OneSpan Sign Developer: Creating a Radio Button Field

Duo Liang,

When creating transactions, you may want to capture information from your recipient during the signing ceremony. With OneSpan Sign, you can do so by placing fields, such as textfields and checkboxes, on your documents.

In this blog, we will dive into the radio button field, how to create it in both SDK and REST method, and important considerations when creating a radio button. Without further ado, let's get started.

Radio Button Field

One of the most common field type in OneSpan Sign are radio buttons. They can be grouped together by associating each with a common Group Name. Within a group, you have the capability to require your signer to make a selection as well as pre-select a radio button as a default choice.

After the ceremony, the radio button selected will be replicated by an “X” on the document after it’s processed by OneSpan Sign.

SDK example

Here are some SDK snippets shows you how to create a radio button field:

Java version:

Field radio1 = FieldBuilder.radioButton("group1")
		           .withId(new FieldId("signer1_group1_radio1"))
                   .withValue(true)					//selected by default
                   .withValidation(FieldValidatorBuilder.basic().required())	//add a required validator

.Net version:

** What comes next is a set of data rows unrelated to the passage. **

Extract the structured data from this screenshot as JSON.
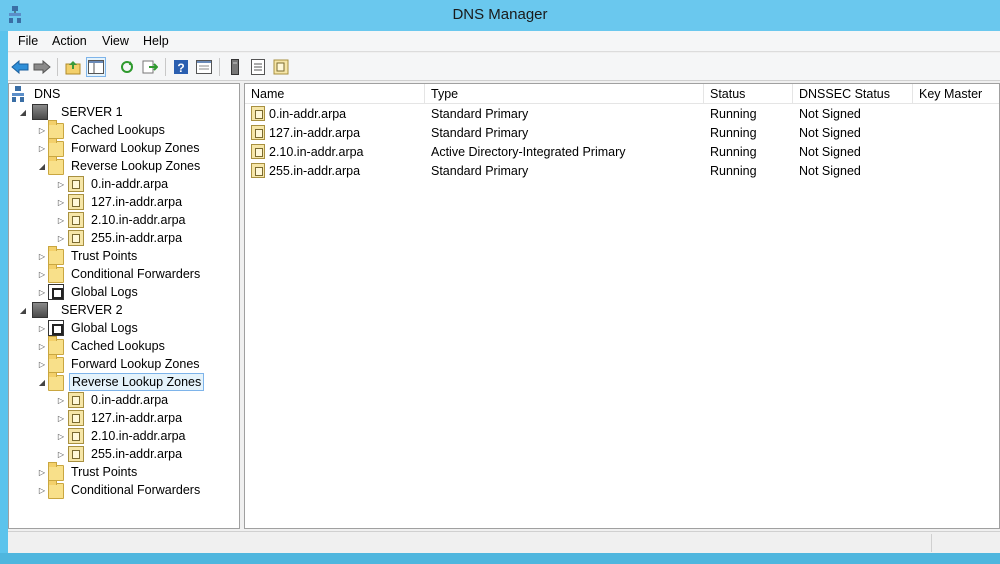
{
  "window": {
    "title": "DNS Manager"
  },
  "menu": {
    "items": [
      "File",
      "Action",
      "View",
      "Help"
    ]
  },
  "toolbar": {
    "buttons": [
      "back-icon",
      "forward-icon",
      "up-folder-icon",
      "show-hide-console-tree-icon",
      "refresh-icon",
      "export-list-icon",
      "help-icon",
      "properties-view-icon",
      "server-icon",
      "list-icon",
      "zone-icon"
    ]
  },
  "tree": {
    "root": "DNS",
    "server1": {
      "label": "SERVER 1",
      "children": [
        "Cached Lookups",
        "Forward Lookup Zones",
        "Reverse Lookup Zones"
      ],
      "reverse_zones": [
        "0.in-addr.arpa",
        "127.in-addr.arpa",
        "2.10.in-addr.arpa",
        "255.in-addr.arpa"
      ],
      "after": [
        "Trust Points",
        "Conditional Forwarders",
        "Global Logs"
      ]
    },
    "server2": {
      "label": "SERVER 2",
      "children": [
        "Global Logs",
        "Cached Lookups",
        "Forward Lookup Zones",
        "Reverse Lookup Zones"
      ],
      "reverse_zones": [
        "0.in-addr.arpa",
        "127.in-addr.arpa",
        "2.10.in-addr.arpa",
        "255.in-addr.arpa"
      ],
      "after": [
        "Trust Points",
        "Conditional Forwarders"
      ]
    }
  },
  "list": {
    "columns": [
      "Name",
      "Type",
      "Status",
      "DNSSEC Status",
      "Key Master"
    ],
    "rows": [
      {
        "name": "0.in-addr.arpa",
        "type": "Standard Primary",
        "status": "Running",
        "dnssec": "Not Signed",
        "key_master": ""
      },
      {
        "name": "127.in-addr.arpa",
        "type": "Standard Primary",
        "status": "Running",
        "dnssec": "Not Signed",
        "key_master": ""
      },
      {
        "name": "2.10.in-addr.arpa",
        "type": "Active Directory-Integrated Primary",
        "status": "Running",
        "dnssec": "Not Signed",
        "key_master": ""
      },
      {
        "name": "255.in-addr.arpa",
        "type": "Standard Primary",
        "status": "Running",
        "dnssec": "Not Signed",
        "key_master": ""
      }
    ]
  },
  "colors": {
    "titlebar": "#6ac8ee",
    "selection_border": "#7eb4ea",
    "selection_fill": "#e5f3fb"
  }
}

Field radio1 = FieldBuilder.RadioButton("group1")
                         .WithValue(true)				         //selected by default
                         .WithValidation(FieldValidatorBuilder.Basic().Required())  //add a required validator

As we discussed above, multiple radio buttons can share a same group name, and this group can only be bound to a single signer. The Field Id is suggested following a meaningful naming convention.

By default, signers are not required to make a selection. If you want to force your signer to do so, add a Required Field Validator to the field so that it adds a “required” field in your field JSON. With multiple fields in a group, this line only needs to be added to one of them, but we recommend adding it to all fields.

In order to pre-select one of several combos, you can set your field value by true/”true”/”x”/”X”, comparing with false/”false”/”” to start deselected. Since we are using an SDK, it’s suggested to simply use a Boolean true setting to prevent error input. If you mistakenly set true values for multiple buttons in a group, OneSpan Sign will recognize the last added field as a default selected one.

REST example

A JSON example creating a radio button field, which is equivalent to the above SDK code, shows as below:


As you can see, in order to give a field extra information, required attribute, and your radio group name are put in the “validation” attribute.

Interesting Fact

If you are using REST to develop your application and you want to retrieve the radio buttons metadata in your package JSON (GET /api/packages/{packageId}), you need to include the following header parameter to take advantage of extended form fields:

Accept: application/json; esl-api-version=11.18 (any version after 10.6)

While, if you use API call (GET /api/packages/{packageId}/approvals/{approvalId}) to retrieve your Approval metadata, you don’t need to carry this header parameter. In short, it’s recommended to carry this to keep the same request header as SDK does. (In SDK, this parameter is added by default)

You can refer to Release Note 10.6.1 for more information.

With Extraction Methods

Currently, radio button type is not supported in Document Extraction yet. Therefore, we will choose Position Extraction to locate all of our fields, along with Field Injection Feature to fill in signer’s information to build our demo example.

The form field names on the fields are shown in the image on the left below. You can find the screenshot of the signed document on the right.


The example is based on Java SDK and these are the core code you can refer to when you are also using Position Extraction and Field Injection Feature:

DocumentPackage documentPackage = PackageBuilder.newPackageNamed("Test Package with Radio Button Fields")
					.withDocument(DocumentBuilder.newDocumentWithName("Sample contract")
							.fromFile("your file path")
									.withValue(signerInfo.get("firstname") + " " + signerInfo.get("lastname")))
			PackageId packageId = eslClient.createPackageOneStep(documentPackage);

You can find the complete code and the document I was using in the example here.

Through today’s blog, we are getting familiar with the common usage of Radio Button Field. By applying position extraction to radio button, we can effectively build a transaction with it.

If you have any questions regarding this blog or anything else concerning integrating OneSpan Sign into your application, visit the Developer Community Forums. Your feedback matters to us!



Duo Liang is a Technical Evangelist and Partner Integrations Developer at OneSpan where he creates and maintains integration guides and code shares, helps customers and partners integrate OneSpan products into their applications, and builds integrations within third party platforms.